top of page

Essential Pool Care Knowledge - Pool Parts

Owning a pool is a lot of fun but it also requires a certain level of upkeep that some people might not be aware of. Just like you wouldn't try to fix your car engine without knowing how it works, you shouldn't try to maintain your pool without understanding its anatomy.

There are fewer moving parts in a pool than in a car, but it's still important to know what those parts are and how they work together. By understanding the different parts of your pool, you can more easily take care of it and spot problems when they arise.

Seven Essential Pool Parts

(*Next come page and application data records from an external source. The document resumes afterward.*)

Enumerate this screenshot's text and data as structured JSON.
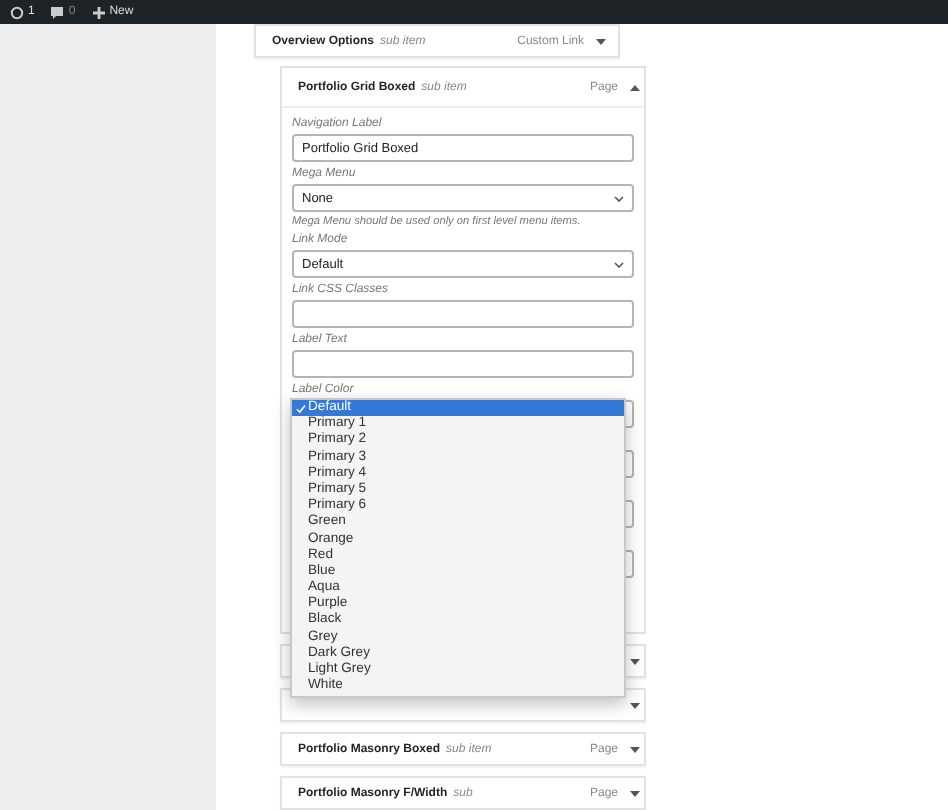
{
  "admin_bar": {
    "updates": "1",
    "comments": "0",
    "new": "New"
  },
  "menu_items_top": [
    {
      "title": "Overview Options",
      "subtitle": "sub item",
      "type": "Custom Link",
      "expanded": false
    }
  ],
  "open_item": {
    "title": "Portfolio Grid Boxed",
    "subtitle": "sub item",
    "type": "Page",
    "expanded": true,
    "fields": [
      {
        "kind": "text",
        "label": "Navigation Label",
        "value": "Portfolio Grid Boxed"
      },
      {
        "kind": "select",
        "label": "Mega Menu",
        "value": "None",
        "help": "Mega Menu should be used only on first level menu items."
      },
      {
        "kind": "select",
        "label": "Link Mode",
        "value": "Default"
      },
      {
        "kind": "text",
        "label": "Link CSS Classes"
      },
      {
        "kind": "text",
        "label": "Label Text"
      },
      {
        "kind": "select",
        "label": "Label Color",
        "open": true
      },
      {
        "kind": "select"
      },
      {
        "kind": "select"
      },
      {
        "kind": "text"
      }
    ]
  },
  "dropdown_options": [
    {
      "label": "Default",
      "selected": true
    },
    {
      "label": "Primary 1",
      "selected": false
    },
    {
      "label": "Primary 2",
      "selected": false
    },
    {
      "label": "Primary 3",
      "selected": false
    },
    {
      "label": "Primary 4",
      "selected": false
    },
    {
      "label": "Primary 5",
      "selected": false
    },
    {
      "label": "Primary 6",
      "selected": false
    },
    {
      "label": "Green",
      "selected": false
    },
    {
      "label": "Orange",
      "selected": false
    },
    {
      "label": "Red",
      "selected": false
    },
    {
      "label": "Blue",
      "selected": false
    },
    {
      "label": "Aqua",
      "selected": false
    },
    {
      "label": "Purple",
      "selected": false
    },
    {
      "label": "Black",
      "selected": false
    },
    {
      "label": "Grey",
      "selected": false
    },
    {
      "label": "Dark Grey",
      "selected": false
    },
    {
      "label": "Light Grey",
      "selected": false
    },
    {
      "label": "White",
      "selected": false
    }
  ],
  "menu_items_bottom": [
    {
      "expanded": false
    },
    {
      "expanded": false
    },
    {
      "title": "Portfolio Masonry Boxed",
      "subtitle": "sub item",
      "type": "Page",
      "expanded": false
    },
    {
      "title": "Portfolio Masonry F/Width",
      "subtitle": "sub",
      "type": "Page",
      "expanded": false
    }
  ]
}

All pools, no matter how big or small, have the same seven essential parts. These are the foundation that make your pool work and if you understand how each part works, you can easily take care of your pool without any professional help. So, what are these seven parts?

  1. Skimmer

  2. Main drain

  3. Suction line(s)

  4. Pump

  5. Filter

  6. Return lines

  7. Return jets

The Suction Area

This is the side of the pool that draws in water to be filtered and begins the process of circulating clean water back into the pool.


The skimmer is a plastic bucket that is built into the side of the pool and contains a skimmer basket. The basket catches large debris such as leaves, twigs, bugs, and anything else that is too large to go through your filter.

Pool water enters the skimmer and begins its journey through the pool’s filtration system.

Main Drain

The main drain, which is usually located at the floor of the pool's deep end, may be a little misleadingly named. While it can be used to drain the pool, it's seldom used for that purpose. Normally, it performs the same function as the skimmers.

This allows for better circulation because water is pulled from the top by the skimmers and from the bottom by the main drain.

Suction Lines

The pipes that are typically made from PVC are what carry the pool water from the skimmer to the pump.

Pool Filtration System

The pool pump and filter work together to create the filtration system. Both serve different but essential purposes in order to maintain water quality and cleanliness.

The Pool Pump

Pool water is circulated through the skimmers and into the pool pump, which contains an impeller. The impeller spins quickly to create a vacuum that pulls the water into the filtration system. The impeller is powered by a motor, so pool pumps are identified by horsepower. They usually range from ¾ to 3 horsepower. The size of your pool determines the size of pump you need.

Pool Filters

There are three types of pool filters: sand, diatomaceous earth (D.E.), and cartridge. While sanitizers like chlorine kill viruses and bacteria, the filter does the rest by removing fine debris, tiny particles, and in some cases, bacteria that may have made it past the sanitizer. Each type of pool filter has its own pros and cons, but they are all effective and easy to maintain.

Pressure Areas

This side of the pool acts as a return for water that has been filtered and is no longer needed in the circulation process.

Return Lines

The return lines are the opposite of the suction lines, but they are made of the same PVC material. These lines carry pool water from the filter to the return jets.

Return Jets

The return jets are an important part of the pool filtration system. Not only do they allow filtered water to reenter the pool, but they also help circulate the water around the pool. This helps to ensure that water flows into the skimmers, as well as any debris that may be floating on the surface of the water.

For a pool with two or more return jets, angle some of them down towards the floor and in one direction to create a circular motion. This will help to kick debris off the bottom of the pool.


bottom of page